There is nothing flash about it. It's 60ml of coffee and 120ml of heated milk. We're not talking a decaf soy latte here — surely the most reprehensible coffee you can order. A flat white is extremely simple but some people can't get it right. And nothing brings that message home more clearly than sampling the coffees on a road trip through New Zealand.
Too hot is a crime on a par with a pie that burns the top of your mouth. Too weak and you should automatically get your money back.
At the Hot Bread Cafe in Opotiki, which is also a bus transit stop, business seemed good.
That's often an encouraging sign because a busy barista is surely well practiced and should be in good form.
Perhaps the young woman who served me was having a bad day because she was as surly as a driver stuck behind a ute towing a trailer with 20 surfboards on it through the Waioeka Gorge (sorry folks, I did try to pull over). And the coffee was so hot it would've melted tar seal. It took 22 minutes to drink it.
I have a theory that the quality of the coffee is directly linked to the number of tattoos and body piercings the barista has. The more ink and holes in ears, eyebrows and noses the better the coffee. At least that's how it is in Auckland and Wellington.
There's a low ratio of tattoos and nose rings in the regions, so on my road trip to Gisborne via Whangamata returning with a stopover at The Mount I was forced to revise my theory.
On the highways and at the beaches good coffee was found in caravans and converted containers, served by relaxed folks ... surfer-type dudes.
On the road out to Wainui Beach from Gisborne, Raglan Roast faces out to an unappealing carpark but the coffee is supreme. Perfect temperature and strength — and it cost just $3.50.
Yes, you Auckland cafes with your rip-off prices ... $3.50!
At Tolaga Bay, tucked into the back of the carpark, was a truck converted to a cafe where for $4 I hit the jackpot. Maybe it was because it was a bleak old day with lots of rain and wind, but the flat white was pretty near perfect.
Not all surfing centres have the coffee vibe though. Whangamata was good but not great, while The Mount is a mixed bag. Sandbank, a caravan parked up on the grass, was great, but at Le Marie cafe under The Pacific apartments a block from the beach I waited 15 minutes for a $4 flat white that was weak and cold. Good grief.
Perhaps I need to take heed from the Drift Cafe, a converted container on the road to Matata.

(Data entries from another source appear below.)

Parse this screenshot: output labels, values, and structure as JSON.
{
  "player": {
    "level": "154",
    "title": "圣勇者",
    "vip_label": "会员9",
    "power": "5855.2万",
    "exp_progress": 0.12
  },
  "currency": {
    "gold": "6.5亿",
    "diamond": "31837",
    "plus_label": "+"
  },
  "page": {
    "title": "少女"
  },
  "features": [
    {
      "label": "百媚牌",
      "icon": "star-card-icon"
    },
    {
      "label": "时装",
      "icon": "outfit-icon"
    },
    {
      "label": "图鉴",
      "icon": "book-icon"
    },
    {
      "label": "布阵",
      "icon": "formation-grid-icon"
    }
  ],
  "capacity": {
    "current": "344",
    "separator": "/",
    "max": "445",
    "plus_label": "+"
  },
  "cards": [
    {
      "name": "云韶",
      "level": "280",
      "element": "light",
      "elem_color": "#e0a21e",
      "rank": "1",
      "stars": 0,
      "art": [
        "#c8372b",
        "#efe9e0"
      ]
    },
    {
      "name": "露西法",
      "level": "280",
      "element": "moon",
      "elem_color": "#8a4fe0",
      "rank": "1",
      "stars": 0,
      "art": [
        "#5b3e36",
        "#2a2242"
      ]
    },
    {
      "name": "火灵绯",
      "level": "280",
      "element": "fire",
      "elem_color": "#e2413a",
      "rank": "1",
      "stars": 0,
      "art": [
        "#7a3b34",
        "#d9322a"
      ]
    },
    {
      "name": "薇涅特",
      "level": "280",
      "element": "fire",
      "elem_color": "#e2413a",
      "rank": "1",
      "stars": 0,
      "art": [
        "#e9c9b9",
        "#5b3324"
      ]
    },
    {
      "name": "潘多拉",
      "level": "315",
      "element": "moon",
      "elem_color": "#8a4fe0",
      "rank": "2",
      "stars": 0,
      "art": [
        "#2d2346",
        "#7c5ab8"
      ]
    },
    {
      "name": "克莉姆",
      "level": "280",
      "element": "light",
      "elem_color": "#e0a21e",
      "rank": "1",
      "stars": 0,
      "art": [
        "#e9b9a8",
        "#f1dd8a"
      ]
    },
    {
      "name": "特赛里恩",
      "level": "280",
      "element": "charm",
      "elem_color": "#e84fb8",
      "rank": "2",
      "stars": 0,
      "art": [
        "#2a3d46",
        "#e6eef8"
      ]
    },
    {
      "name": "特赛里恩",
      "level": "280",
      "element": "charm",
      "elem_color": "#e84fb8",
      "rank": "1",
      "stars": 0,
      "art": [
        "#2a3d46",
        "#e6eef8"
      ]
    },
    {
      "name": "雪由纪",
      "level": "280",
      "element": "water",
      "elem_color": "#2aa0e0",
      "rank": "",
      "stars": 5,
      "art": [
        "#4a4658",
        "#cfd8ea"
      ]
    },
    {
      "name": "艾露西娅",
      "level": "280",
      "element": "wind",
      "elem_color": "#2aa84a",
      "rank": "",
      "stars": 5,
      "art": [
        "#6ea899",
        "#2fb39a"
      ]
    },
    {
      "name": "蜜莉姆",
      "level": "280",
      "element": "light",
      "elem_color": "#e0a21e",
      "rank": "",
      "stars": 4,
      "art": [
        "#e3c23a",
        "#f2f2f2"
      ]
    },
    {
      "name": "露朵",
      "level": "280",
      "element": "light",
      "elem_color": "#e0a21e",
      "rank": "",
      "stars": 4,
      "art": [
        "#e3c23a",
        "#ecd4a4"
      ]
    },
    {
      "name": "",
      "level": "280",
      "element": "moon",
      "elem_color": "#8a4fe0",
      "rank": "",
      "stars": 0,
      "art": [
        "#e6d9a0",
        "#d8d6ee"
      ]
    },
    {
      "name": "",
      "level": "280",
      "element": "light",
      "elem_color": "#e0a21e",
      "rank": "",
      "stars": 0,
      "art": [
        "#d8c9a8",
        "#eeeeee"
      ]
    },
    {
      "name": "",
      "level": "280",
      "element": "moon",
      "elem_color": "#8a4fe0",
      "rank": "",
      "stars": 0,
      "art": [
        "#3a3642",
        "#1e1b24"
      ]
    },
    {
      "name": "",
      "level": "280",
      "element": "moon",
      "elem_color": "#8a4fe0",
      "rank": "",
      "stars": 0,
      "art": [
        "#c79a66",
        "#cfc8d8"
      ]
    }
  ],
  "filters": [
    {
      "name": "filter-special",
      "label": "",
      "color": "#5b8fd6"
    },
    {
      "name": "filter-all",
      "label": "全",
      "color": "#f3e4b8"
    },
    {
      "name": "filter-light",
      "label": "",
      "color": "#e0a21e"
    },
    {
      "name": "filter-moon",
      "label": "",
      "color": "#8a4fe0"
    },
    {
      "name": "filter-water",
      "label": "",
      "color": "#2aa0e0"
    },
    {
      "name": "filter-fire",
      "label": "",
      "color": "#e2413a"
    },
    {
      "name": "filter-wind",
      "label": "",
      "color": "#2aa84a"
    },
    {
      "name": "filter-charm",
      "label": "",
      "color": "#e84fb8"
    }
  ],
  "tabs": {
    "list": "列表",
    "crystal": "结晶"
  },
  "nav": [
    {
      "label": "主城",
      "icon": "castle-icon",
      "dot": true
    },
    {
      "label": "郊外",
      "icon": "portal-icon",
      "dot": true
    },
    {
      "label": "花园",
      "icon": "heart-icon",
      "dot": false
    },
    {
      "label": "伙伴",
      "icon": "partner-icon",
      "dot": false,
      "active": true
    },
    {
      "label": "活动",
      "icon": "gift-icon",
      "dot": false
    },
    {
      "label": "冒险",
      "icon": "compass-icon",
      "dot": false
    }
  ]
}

Having blasted along the straights with the windows down and stereo pumping, I got a great cup of java for $4.20. They sell cheese rolls and iceblocks too.
And the coffee comes in a cup with a message. "Relax," it says, "it's just coffee".
It is, but why is it so hard to get right?